Irrevocable funeral trusts are regulated at the state level in the sense that each state can impose its own limits on funding. A common limit in most states is $15,000. There are a few regulations you should be aware of when it comes to IFTs.
An IFT, once implemented and funded, can’t be closed or terminated. The assets in the trust remain in the trust until your death. This means that any assets placed in the trust must be designed and intended to stay there. You'll fund the IFT with the sole purpose of paying for your funeral.
An irrevocable funeral trust isn’t an informal arrangement you can sketch out on a pad of paper. You’ll need a formal, legal document spelling out the terms of the IFT. Some of these terms may be standard legal terms, but others may allow for some customization as to specific expenses to be paid. You must have a trustee
Every IFT will have a named trustee. The trustee is responsible for the operation of the trust and managing the assets held by it. In almost all cases, the trustee is either an insurance company or a funeral home, but it may also be a bank or other trust company. You (the person creating the trust and moving money into it, the “trustor”) choose the trustee. How is an irrevocable funeral trust funded?
The most common way to fund an IFT is with life insurance. And, since you’re trying to pay for your final expenses quickly, you’ll want to make sure you use an insurance policy designed to pay benefits fast. For this reason, final expense insurance is often chosen.
It’s important to use permanent life insurance for this purpose. Generally this is also called whole life. This kind of life insurance doesn’t have a fixed “term.” Term insurance, on the other hand, is not a good fit. Term life insurance typically has a level premium for the term of the policy (usually 10, 20, or 30 years). Once the term expires, though, you’ll have to pay a premium based on your actual age each and every year. These premiums are high, and they obviously go up each year as you age. It’s far better to use whole life insurance if you absolutely must have insurance coverage in place until your death. You’ll probably pay higher premiums in the early years, but you’ll save big time in the later years of your life.
There’s one more big benefit to using an IFT for your final expenses: protection from Medicaid spend-down rules. If you end up needing long-term care, and you’re close to qualifying for Medicaid, any assets in your IFT are ignored for calculating your eligibility.

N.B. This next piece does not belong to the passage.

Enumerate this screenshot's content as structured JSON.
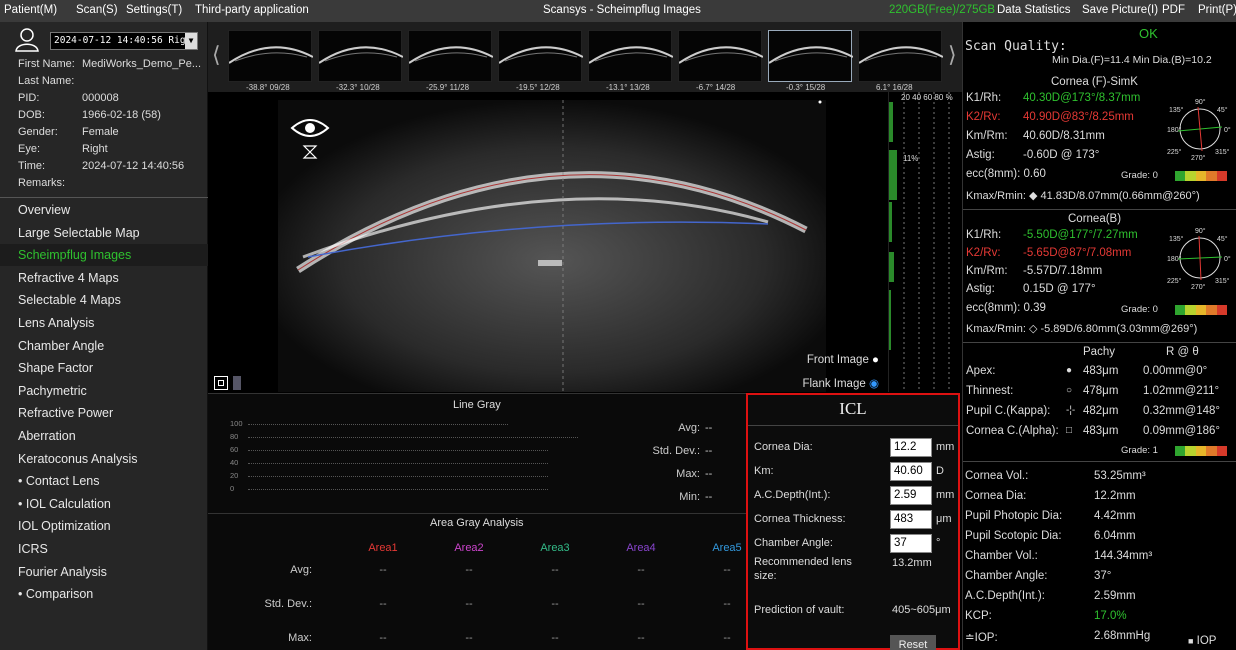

This is important because long-term care through Medicaid is only available to people with limited assets. For 2019, the limit was $2,000. If you have more assets than this, you’ll have to spend it, which is where the term “spend down” comes from. This can be painful, and is one reason why you might consider buying long-term care insurance (LTC), but if you don’t buy an LTC policy, you might need to get long-term care through Medicaid. If you do, you’ll still be able to fund your final expenses because assets in irrevocable funeral trusts are not counted in Medicaid eligibility.
Like with so many other aspects of life, choosing and funding an IFT takes careful planning. You’ll want to work with your estate planning professionals to decide if one is right for you. Since an IFT will probably result in the purchase of life insurance, you’ll want to make sure you’re committed to the strategy for the long haul. If you are, then you’ll be able to save your family from stress and turmoil when it comes time to pay your final expenses by using an IFT.
Alliance America is an insurance and financial services company. Our financial planners and retirement income certified professionals can assist you in maximizing your retirement resources and help you to achieve your future goals. We have access to an array of products and services, all focused on helping you enjoy the retirement lifestyle you want and deserve. You can request a no-cost, no-obligation consultation by calling (833) 219-6884 today.